Getting cost estimates before you get an item or service if you’re uninsured or self-pay
Beginning January 1, 2022, if you’re uninsured or you pay for health care bills yourself (don’t have your claims submitted to your health plan), health care providers and facilities must provide you with an estimate of expected charges before you get an item or service. This is called a “good faith estimate.” Providers and facilities must provide you with a good faith estimate if you request one, or after you’ve scheduled an item or service. It should include expected charges for the primary item or service you’re getting, and any other items or services that are provided as part of the same scheduled experience.
The provider or facility you contact for a good faith estimate must provide a list of all items and services associated with your care. In 2022, the estimate isn’t required to include items and services provided to you by another provider or facility, but you can also ask these providers or facilities for a separate good faith estimate. In 2023, the provider or facility you contact will be required to provide co-provider or co-facility cost information.
For example, if you’re getting surgery, the good faith estimate could include the cost of the surgery, any lab services or tests, and the anesthesia used during the operation. But, in some instances, items or services related to the surgery that are scheduled separately, like pre-surgery appointments or physical therapy in the weeks after the surgery, might not be included in the good faith estimate.
Providers and facilities must:
- Provide the good faith estimate before an item or service is scheduled, within certain timeframes.
- Offer an itemized list of each item or service, grouped by the provider or facility offering care.
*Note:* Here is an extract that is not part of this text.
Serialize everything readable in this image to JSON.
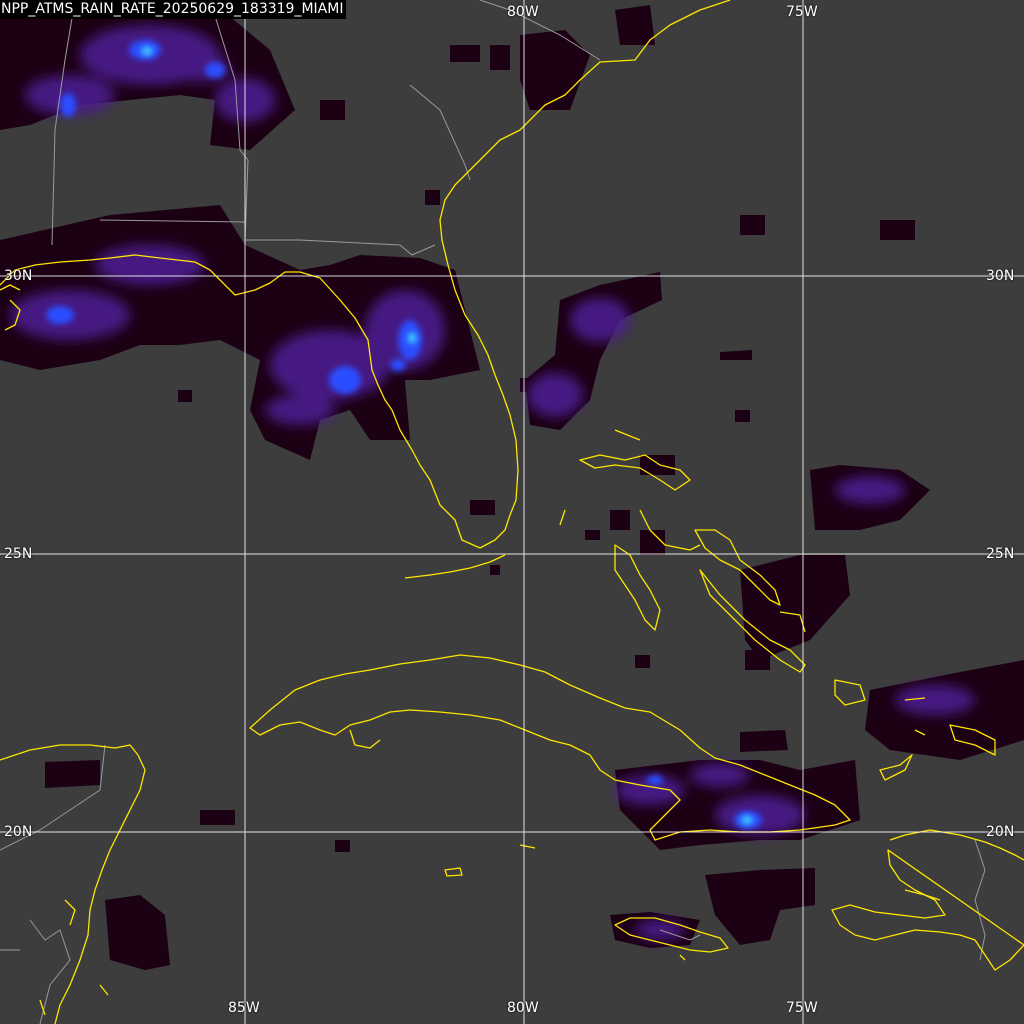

Each item or service has to have specific details, like the health care code assigned to it and the expected charge.
- Explain the good faith estimate to you over the phone or in-person if you request it, and then follow up with a written (paper or electronic) estimate.
- Provide the good faith estimate in a way that’s accessible to you.
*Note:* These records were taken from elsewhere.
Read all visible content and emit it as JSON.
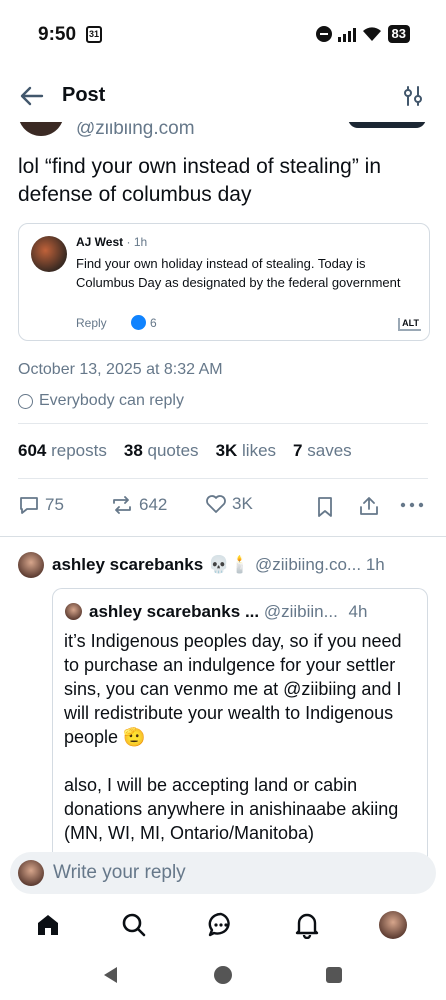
{
  "status_bar": {
    "time": "9:50",
    "calendar_date": "31",
    "battery": "83"
  },
  "header": {
    "title": "Post"
  },
  "post": {
    "author_handle_partial": "@ziibiing.com",
    "text": "lol “find your own instead of stealing” in defense of columbus day",
    "quoted": {
      "author": "AJ West",
      "time": "1h",
      "text": "Find your own holiday instead of stealing. Today is Columbus Day as designated by the federal government",
      "reply_label": "Reply",
      "like_count": "6",
      "alt_badge": "ALT"
    },
    "date": "October 13, 2025 at 8:32 AM",
    "reply_setting": "Everybody can reply",
    "stats": {
      "reposts_count": "604",
      "reposts_label": "reposts",
      "quotes_count": "38",
      "quotes_label": "quotes",
      "likes_count": "3K",
      "likes_label": "likes",
      "saves_count": "7",
      "saves_label": "saves"
    },
    "actions": {
      "replies": "75",
      "reposts": "642",
      "likes": "3K"
    }
  },
  "reply": {
    "author_name": "ashley scarebanks 💀🕯️",
    "author_handle": "@ziibiing.co...",
    "time": "1h",
    "quoted": {
      "author_name": "ashley scarebanks ...",
      "author_handle": "@ziibiin...",
      "time": "4h",
      "paragraph1": "it’s Indigenous peoples day, so if you need to purchase an indulgence for your settler sins, you can venmo me at @ziibiing and I will redistribute your wealth to Indigenous people 🫡",
      "paragraph2": "also, I will be accepting land or cabin donations anywhere in anishinaabe akiing (MN, WI, MI, Ontario/Manitoba)"
    }
  },
  "compose": {
    "placeholder": "Write your reply"
  },
  "colors": {
    "accent": "#1083fe",
    "muted": "#66788a",
    "text": "#0b0f14",
    "border": "#d4dbe2"
  }
}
Once you receive a good faith estimate from your provider or facility, be sure to keep it in a safe place so you can compare it to any bills you get later. If you’ve had your service and find that the billed amount is at least $400 above the good faith estimate, you may be eligible to dispute the bill.
- View an example of what a good faith estimate may include (PDF).
- View examples of good faith estimates that do and don't qualify for the dispute process (PDF).
- Learn more about the dispute resolution process, including eligibility requirements and what information or documents you need to start a dispute.
Insurance ID cards
Starting in 2022, new pricing information will be shown on any physical or electronic plan or insurance identification card (ID) provided to you.
This will include:
- Applicable deductibles
- Applicable out-of-pocket maximum limits
- A telephone number and website where you can get help or more information
A health plan may provide additional information on their website that you can access through a Quick Response code (commonly referred to as a QR code) on a physical ID card, or through a hyperlink on a digital ID card.